Tuesday, July 15, 2008
Here's a story for good old Rose the Second of Aberlone. After wrongly labeling the semen of a "valuable Aberdeen Angus bull," a UK artificial insemination center has been ordered to pay £67,000 in damages. The story from the BBC:
Farmer Hamish Sclater, of Turriff, Aberdeenshire, has been awarded the settlement after Deveron Limited Edition's semen could not be sold.
More than 1,000 straws of semen from the bull could not be exported or sold at home.
The award was made against Carlisle firm Lindsay AI.
In a case held at Carlisle County Court, Judge Peter Hughes QC heard that Mr Sclater had agreed a valuable contract to sell semen from Deveron Limited Edition to the Irish Angus Cattle Society.
The semen could only be taken at sites specially licensed.
The labelling mistake was discovered in November 2005, by which time Deveron Limited Edition had died and the semen could not be replaced. In his judgment, the judge said: "Deveron Limited Edition was therefore a limited edition in more ways than one.
"The semen collected by the defendants was all there ever would be and the only means of breeding from him."
Lindsay's AI has been ordered to pay damages of £31,845 relating to the loss of profit on the sale of 1,158 straws and £36,100 for the lost enhancement to the value of the herd.
Mr Sclater said: "I am just a normal farmer trying to get on.
"I am still astonished that we had to go to court when liability was admitted two and a half years ago, but our losses are huge as has been proved by the judgment.
"We have been lucky in the support we have had from our friends, family and others in the farming community."
Deveron Limited Edition sired just one bull calf naturally, which sold for £20,000.
Stewart Fyfe, from Burnetts Solicitors in Carlisle, who represented Mr and Mrs Sclater, said: "This has been a very interesting case because it raised some tricky issues of foresight of loss in negligence and breach of contract claims.
"In the end, our judgment has been proved correct.
"Of course, getting judgment doesn't guarantee that Lindsay's AI can afford to pay what's due, but the Sclaters have certainly been vindicated for pursuing this claim."

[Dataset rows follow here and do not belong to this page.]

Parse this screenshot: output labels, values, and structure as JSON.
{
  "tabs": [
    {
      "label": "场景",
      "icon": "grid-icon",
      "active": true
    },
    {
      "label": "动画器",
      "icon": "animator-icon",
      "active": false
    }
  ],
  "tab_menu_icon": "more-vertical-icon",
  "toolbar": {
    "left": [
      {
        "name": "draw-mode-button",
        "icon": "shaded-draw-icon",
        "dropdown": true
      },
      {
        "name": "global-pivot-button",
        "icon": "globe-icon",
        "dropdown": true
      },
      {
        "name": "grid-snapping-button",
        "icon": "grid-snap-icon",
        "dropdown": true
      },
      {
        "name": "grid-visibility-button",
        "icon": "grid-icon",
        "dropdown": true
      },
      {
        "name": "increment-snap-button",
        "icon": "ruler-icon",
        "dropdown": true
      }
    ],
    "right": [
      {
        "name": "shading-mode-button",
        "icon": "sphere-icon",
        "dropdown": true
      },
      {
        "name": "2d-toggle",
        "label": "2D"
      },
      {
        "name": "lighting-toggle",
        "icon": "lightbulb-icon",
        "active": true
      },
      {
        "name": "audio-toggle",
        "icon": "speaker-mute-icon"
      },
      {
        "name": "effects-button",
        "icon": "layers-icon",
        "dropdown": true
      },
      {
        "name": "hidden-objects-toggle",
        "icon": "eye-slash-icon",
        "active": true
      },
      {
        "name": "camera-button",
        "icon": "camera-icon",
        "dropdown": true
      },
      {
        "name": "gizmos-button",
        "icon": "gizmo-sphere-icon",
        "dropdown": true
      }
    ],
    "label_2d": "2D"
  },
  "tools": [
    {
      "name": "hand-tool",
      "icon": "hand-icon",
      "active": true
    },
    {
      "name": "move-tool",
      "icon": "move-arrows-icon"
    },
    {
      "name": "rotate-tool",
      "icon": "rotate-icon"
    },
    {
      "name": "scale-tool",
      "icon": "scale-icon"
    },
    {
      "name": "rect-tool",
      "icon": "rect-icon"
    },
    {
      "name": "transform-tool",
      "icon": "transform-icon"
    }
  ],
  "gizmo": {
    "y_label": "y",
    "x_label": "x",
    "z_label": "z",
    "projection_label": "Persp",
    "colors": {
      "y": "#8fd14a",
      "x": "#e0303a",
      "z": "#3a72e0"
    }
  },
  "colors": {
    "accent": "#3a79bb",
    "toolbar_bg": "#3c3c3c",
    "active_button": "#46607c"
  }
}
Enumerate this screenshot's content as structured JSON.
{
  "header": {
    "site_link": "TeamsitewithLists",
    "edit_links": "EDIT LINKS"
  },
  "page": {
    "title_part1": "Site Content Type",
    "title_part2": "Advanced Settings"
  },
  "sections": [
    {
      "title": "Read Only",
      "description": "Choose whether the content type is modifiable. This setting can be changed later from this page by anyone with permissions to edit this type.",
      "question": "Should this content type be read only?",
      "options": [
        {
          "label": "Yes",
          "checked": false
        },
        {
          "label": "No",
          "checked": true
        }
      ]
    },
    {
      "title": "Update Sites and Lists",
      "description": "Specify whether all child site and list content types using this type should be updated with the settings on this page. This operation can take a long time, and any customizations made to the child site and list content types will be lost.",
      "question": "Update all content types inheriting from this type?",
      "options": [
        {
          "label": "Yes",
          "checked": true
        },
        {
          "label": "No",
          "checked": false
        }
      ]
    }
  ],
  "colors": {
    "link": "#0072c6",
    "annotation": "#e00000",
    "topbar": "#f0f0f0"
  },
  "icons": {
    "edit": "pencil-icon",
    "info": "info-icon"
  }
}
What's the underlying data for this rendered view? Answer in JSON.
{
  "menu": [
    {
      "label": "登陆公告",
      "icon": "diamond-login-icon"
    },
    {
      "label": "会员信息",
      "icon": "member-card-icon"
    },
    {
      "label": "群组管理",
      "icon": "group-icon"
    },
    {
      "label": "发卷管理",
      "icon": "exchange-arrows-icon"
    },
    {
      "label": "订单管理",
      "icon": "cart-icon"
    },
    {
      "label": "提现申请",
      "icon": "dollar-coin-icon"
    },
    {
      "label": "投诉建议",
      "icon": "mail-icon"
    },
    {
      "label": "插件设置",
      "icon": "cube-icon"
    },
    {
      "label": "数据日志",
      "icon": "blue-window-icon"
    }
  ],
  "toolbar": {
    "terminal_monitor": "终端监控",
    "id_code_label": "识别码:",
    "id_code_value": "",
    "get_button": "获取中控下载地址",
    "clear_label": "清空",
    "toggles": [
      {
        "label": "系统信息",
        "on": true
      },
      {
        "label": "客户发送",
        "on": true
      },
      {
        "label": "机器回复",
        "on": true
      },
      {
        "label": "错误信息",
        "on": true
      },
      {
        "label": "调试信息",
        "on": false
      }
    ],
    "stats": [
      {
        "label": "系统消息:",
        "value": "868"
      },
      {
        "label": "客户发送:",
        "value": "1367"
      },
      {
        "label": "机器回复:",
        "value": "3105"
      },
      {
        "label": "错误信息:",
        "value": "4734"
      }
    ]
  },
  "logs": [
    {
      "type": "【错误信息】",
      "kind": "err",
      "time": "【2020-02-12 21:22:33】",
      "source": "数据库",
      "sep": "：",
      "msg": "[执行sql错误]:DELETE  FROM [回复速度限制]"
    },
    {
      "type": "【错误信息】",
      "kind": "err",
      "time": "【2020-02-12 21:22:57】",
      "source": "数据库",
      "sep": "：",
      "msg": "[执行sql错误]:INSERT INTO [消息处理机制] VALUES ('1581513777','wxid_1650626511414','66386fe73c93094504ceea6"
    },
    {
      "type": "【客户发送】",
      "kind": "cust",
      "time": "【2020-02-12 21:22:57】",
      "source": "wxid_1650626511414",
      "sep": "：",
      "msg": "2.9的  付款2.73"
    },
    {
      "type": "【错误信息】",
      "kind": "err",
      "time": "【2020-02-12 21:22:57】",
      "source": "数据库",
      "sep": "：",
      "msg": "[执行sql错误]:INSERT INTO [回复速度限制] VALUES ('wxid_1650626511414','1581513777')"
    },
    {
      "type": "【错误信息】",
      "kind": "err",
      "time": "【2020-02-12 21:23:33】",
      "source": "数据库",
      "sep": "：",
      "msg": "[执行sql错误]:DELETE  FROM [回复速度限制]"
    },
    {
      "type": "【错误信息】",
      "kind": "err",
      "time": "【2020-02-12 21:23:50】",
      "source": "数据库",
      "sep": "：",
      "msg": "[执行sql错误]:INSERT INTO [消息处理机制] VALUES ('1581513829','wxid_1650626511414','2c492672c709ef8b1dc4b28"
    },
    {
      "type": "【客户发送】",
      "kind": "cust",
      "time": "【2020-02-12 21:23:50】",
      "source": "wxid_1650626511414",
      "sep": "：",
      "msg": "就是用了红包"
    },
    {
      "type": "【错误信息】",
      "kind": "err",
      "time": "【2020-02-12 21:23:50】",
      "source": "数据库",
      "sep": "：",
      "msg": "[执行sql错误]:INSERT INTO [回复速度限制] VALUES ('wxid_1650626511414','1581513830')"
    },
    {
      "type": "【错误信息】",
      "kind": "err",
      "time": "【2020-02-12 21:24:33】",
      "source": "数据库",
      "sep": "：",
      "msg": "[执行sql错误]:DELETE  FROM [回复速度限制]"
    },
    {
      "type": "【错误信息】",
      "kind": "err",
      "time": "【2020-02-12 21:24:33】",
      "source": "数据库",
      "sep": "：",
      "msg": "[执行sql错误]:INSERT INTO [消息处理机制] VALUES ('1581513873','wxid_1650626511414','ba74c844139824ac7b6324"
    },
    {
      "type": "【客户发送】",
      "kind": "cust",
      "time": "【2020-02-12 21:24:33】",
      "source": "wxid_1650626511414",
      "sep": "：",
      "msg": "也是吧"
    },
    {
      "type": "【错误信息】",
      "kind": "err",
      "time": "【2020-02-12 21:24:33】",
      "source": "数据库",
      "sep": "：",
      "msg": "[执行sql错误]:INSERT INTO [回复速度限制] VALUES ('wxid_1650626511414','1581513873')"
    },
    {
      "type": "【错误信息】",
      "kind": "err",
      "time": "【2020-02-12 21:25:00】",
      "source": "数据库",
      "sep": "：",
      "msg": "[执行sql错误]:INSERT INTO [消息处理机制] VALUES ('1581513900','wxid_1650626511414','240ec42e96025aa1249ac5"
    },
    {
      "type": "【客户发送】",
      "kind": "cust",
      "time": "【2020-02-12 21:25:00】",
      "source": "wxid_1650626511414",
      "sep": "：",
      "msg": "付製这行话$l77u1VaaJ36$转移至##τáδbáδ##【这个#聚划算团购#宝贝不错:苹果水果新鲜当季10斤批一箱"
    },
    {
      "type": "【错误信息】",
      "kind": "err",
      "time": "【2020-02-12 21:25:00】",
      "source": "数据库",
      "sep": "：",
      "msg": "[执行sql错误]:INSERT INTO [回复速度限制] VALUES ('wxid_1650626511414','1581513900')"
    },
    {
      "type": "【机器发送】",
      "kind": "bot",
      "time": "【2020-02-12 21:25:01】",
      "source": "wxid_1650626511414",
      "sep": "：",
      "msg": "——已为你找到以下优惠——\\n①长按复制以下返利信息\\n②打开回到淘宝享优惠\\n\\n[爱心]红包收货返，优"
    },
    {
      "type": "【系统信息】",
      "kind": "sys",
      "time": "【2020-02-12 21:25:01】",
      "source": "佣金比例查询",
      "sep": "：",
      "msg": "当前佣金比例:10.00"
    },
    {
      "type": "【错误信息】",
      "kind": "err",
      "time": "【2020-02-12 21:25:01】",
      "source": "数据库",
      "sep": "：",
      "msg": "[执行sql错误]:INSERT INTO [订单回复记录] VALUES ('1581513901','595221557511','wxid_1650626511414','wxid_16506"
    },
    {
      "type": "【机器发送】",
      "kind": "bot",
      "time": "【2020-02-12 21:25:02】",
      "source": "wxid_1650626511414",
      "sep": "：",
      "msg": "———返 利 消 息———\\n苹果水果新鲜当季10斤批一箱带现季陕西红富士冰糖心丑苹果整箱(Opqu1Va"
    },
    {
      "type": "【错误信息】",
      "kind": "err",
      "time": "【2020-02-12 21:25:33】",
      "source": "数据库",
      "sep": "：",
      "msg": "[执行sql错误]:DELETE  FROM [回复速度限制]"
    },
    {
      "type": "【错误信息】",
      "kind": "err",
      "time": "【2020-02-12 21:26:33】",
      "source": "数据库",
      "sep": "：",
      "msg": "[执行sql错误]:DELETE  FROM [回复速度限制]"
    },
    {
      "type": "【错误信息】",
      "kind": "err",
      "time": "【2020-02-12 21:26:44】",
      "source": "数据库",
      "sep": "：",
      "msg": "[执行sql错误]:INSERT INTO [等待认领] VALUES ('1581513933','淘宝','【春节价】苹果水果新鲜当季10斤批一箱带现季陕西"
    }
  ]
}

At family-owned Lindsay AI, Helen Lindsay told the BBC Scotland news website the company was disappointed at the figure awarded and that an appeal would be contemplated.
[Meredith R. Miller]